Work item:
Could you copy every record below exactly as it is written?
::::::
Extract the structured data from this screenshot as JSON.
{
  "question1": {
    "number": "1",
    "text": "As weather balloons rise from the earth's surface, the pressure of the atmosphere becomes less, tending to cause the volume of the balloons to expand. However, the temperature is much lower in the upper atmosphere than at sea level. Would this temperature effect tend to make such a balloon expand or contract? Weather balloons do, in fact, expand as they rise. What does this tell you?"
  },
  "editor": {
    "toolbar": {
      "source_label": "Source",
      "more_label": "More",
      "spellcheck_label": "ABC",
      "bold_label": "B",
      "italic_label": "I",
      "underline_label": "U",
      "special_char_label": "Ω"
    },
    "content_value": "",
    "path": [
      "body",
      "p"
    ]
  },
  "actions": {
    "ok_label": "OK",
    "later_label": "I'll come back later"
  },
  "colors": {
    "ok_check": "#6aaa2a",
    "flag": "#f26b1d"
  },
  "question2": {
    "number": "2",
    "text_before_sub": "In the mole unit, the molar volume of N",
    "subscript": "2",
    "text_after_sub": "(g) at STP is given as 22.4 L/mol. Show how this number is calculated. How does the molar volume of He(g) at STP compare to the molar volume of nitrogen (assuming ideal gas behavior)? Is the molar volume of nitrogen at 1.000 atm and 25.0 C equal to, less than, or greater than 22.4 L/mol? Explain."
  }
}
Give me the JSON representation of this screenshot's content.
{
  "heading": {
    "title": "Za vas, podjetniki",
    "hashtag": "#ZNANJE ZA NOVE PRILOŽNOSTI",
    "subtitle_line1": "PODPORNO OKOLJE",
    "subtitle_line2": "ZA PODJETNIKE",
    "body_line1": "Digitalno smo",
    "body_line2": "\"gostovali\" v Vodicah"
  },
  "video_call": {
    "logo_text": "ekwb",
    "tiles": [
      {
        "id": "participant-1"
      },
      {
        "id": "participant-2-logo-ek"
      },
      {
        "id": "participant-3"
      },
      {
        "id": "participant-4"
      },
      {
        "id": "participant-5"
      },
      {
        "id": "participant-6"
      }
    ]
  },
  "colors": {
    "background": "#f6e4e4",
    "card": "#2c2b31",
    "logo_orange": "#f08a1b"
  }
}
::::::
Answer box:
Extract the structured data from this screenshot as JSON.
{
  "question1": {
    "number": "1",
    "text": "As weather balloons rise from the earth's surface, the pressure of the atmosphere becomes less, tending to cause the volume of the balloons to expand. However, the temperature is much lower in the upper atmosphere than at sea level. Would this temperature effect tend to make such a balloon expand or contract? Weather balloons do, in fact, expand as they rise. What does this tell you?"
  },
  "editor": {
    "toolbar": {
      "source_label": "Source",
      "more_label": "More",
      "spellcheck_label": "ABC",
      "bold_label": "B",
      "italic_label": "I",
      "underline_label": "U",
      "special_char_label": "Ω"
    },
    "content_value": "",
    "path": [
      "body",
      "p"
    ]
  },
  "actions": {
    "ok_label": "OK",
    "later_label": "I'll come back later"
  },
  "colors": {
    "ok_check": "#6aaa2a",
    "flag": "#f26b1d"
  },
  "question2": {
    "number": "2",
    "text_before_sub": "In the mole unit, the molar volume of N",
    "subscript": "2",
    "text_after_sub": "(g) at STP is given as 22.4 L/mol. Show how this number is calculated. How does the molar volume of He(g) at STP compare to the molar volume of nitrogen (assuming ideal gas behavior)? Is the molar volume of nitrogen at 1.000 atm and 25.0 C equal to, less than, or greater than 22.4 L/mol? Explain."
  }
}
Give me the JSON representation of this screenshot's content.
{
  "heading": {
    "title": "Za vas, podjetniki",
    "hashtag": "#ZNANJE ZA NOVE PRILOŽNOSTI",
    "subtitle_line1": "PODPORNO OKOLJE",
    "subtitle_line2": "ZA PODJETNIKE",
    "body_line1": "Digitalno smo",
    "body_line2": "\"gostovali\" v Vodicah"
  },
  "video_call": {
    "logo_text": "ekwb",
    "tiles": [
      {
        "id": "participant-1"
      },
      {
        "id": "participant-2-logo-ek"
      },
      {
        "id": "participant-3"
      },
      {
        "id": "participant-4"
      },
      {
        "id": "participant-5"
      },
      {
        "id": "participant-6"
      }
    ]
  },
  "colors": {
    "background": "#f6e4e4",
    "card": "#2c2b31",
    "logo_orange": "#f08a1b"
  }
}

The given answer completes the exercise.